Stick to national issues, particularly regarding the economy and national security AT HOME, how Palin would solve the violent Southern border issues from illegal trafficking to the exploitation of misery in the Gulf.

Leave the children alone.

maverick muse on July 23, 2010 at 8:33 AM

Intentional infliction of emotional distress maybe, but she put herself out there for VP so the bar is going to have to be pretty high.

alwaysfiredup on July 22, 2010 at 8:26 PM

That is a tough one to prove as well. There would have to be a physical manifestation of the distress for it to pass muster.

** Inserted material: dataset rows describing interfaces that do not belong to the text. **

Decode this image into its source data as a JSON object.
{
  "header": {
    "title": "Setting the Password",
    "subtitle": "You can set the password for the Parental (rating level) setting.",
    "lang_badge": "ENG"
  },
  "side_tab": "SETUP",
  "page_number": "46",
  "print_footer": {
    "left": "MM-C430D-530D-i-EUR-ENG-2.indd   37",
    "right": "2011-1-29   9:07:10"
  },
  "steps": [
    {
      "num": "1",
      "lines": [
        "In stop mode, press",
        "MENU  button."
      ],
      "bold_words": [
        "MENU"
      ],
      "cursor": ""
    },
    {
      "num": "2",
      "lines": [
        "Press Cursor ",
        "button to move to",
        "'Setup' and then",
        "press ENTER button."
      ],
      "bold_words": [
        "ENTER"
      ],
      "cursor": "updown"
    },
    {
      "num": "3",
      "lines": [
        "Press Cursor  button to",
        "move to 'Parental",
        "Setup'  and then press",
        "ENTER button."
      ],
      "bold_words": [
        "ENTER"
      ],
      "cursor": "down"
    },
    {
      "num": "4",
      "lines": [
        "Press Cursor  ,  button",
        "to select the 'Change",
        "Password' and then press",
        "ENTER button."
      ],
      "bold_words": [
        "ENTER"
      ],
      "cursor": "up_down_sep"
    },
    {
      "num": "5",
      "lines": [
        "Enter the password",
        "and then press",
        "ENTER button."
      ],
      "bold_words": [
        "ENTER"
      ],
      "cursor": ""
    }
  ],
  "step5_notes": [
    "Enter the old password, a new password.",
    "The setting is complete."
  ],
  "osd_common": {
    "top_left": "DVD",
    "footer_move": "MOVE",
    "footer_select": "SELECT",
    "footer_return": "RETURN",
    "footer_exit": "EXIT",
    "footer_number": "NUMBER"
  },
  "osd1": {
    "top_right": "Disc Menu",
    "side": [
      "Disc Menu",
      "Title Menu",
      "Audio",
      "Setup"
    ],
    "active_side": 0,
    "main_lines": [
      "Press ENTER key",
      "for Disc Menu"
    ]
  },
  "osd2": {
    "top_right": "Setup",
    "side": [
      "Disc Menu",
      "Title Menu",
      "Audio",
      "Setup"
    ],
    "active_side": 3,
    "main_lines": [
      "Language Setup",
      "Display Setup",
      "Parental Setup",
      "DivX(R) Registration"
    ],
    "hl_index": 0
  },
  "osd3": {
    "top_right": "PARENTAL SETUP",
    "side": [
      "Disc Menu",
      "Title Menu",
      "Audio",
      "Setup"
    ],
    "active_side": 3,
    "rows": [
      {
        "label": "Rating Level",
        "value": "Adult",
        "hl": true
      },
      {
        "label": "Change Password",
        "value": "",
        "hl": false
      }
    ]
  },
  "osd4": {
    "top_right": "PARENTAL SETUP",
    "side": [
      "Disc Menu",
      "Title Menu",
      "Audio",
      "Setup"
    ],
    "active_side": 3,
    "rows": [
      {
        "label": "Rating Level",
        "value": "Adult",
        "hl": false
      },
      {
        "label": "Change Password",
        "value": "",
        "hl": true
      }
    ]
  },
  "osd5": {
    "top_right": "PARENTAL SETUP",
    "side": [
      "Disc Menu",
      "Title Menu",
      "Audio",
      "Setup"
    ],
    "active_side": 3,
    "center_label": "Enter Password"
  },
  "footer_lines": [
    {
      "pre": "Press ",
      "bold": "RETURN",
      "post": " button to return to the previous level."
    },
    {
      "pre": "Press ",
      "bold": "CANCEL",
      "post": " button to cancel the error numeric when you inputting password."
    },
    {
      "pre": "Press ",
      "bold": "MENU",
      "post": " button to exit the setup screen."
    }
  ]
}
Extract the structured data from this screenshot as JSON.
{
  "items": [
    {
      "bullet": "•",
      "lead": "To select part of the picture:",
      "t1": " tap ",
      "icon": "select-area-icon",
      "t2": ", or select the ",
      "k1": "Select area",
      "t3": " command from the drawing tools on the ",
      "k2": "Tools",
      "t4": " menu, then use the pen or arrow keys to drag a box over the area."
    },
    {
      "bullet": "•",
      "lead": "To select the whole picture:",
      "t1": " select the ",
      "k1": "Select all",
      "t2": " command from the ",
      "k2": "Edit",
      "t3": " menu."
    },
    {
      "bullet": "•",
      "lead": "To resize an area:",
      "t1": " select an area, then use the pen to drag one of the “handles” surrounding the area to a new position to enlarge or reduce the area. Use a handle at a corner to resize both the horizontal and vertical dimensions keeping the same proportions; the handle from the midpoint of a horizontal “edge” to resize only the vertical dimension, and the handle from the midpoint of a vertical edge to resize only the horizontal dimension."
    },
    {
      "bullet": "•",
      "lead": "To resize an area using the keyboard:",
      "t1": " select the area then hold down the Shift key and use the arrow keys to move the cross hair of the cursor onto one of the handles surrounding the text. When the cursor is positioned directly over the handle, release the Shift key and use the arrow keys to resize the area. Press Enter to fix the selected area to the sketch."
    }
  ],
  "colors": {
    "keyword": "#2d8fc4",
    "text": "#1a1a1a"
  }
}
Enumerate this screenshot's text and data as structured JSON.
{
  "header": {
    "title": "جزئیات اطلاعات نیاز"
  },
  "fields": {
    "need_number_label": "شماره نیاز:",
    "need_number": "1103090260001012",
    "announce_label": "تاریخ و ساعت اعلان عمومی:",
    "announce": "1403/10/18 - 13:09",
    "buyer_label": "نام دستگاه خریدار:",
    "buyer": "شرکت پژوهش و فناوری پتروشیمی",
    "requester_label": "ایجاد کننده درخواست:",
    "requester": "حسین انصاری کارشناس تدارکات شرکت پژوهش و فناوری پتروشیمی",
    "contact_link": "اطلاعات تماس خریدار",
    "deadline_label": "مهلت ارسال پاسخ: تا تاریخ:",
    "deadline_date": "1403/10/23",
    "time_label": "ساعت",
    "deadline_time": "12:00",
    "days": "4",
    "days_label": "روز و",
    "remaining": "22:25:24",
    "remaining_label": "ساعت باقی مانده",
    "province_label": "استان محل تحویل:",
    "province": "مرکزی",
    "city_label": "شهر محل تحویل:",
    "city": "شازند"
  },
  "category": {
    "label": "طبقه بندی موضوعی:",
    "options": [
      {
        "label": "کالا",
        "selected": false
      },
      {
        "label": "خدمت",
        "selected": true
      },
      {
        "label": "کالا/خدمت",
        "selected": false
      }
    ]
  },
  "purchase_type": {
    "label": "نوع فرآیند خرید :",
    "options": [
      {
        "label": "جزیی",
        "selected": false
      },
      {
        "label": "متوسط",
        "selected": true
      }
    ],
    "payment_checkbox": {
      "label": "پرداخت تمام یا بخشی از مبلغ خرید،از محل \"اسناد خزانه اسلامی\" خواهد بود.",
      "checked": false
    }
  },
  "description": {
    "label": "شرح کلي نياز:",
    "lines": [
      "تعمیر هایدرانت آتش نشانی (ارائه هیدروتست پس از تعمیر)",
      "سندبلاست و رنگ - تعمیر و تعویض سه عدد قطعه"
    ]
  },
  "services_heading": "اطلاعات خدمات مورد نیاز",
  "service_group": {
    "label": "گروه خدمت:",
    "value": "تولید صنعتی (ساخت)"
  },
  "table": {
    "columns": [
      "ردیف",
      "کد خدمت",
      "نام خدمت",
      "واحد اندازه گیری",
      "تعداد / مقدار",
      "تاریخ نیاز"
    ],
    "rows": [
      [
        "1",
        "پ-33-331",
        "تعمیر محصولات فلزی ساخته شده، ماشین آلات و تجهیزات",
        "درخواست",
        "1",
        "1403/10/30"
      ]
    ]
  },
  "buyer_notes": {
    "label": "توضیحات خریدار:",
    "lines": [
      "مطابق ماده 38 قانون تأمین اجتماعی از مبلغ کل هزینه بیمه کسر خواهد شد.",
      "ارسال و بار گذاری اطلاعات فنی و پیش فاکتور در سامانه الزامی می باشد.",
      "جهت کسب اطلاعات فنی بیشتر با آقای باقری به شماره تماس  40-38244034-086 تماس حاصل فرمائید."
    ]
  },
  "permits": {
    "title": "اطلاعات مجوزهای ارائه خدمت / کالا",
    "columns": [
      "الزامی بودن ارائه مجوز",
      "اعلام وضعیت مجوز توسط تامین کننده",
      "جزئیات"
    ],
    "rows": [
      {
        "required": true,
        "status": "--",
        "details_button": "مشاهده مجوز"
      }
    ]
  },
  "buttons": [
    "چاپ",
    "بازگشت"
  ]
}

I’m not sure they’ve violated any law with their actions, but they are certainly guilty of gross professional malfeasance. If I were an enterprising attorney, though, I would start looking hard for evidence that the ankle biters in Alaska were actively sought out and compensated for filing their bogus, frivolous ethics complaints against the governor. I’m pretty sure that’s illegal.

NoLeftTurn on July 23, 2010 at 9:16 AM

Breitbart hasn’t destroyed his credibility.
At the end of the day, Sherrod’s still a racist and the NAACP applauded her racism.

Jenfidel on July 22, 2010 at 10:34 AM

Keep in mind that she is a Bush-hater because things are better now, since we have a black president in the White House (loose quote from a segment of the same speech).

ProudPalinFan on July 23, 2010 at 11:30 AM

At this point I wonder if the media maggots even care what anyone thinks, or exposes about their lack of honesty. They seem to be like a terrorist who has just pulled the pin on his vest; all in.

RalphyBoy on July 23, 2010 at 12:45 PM

Comment pages: 1 2 3 4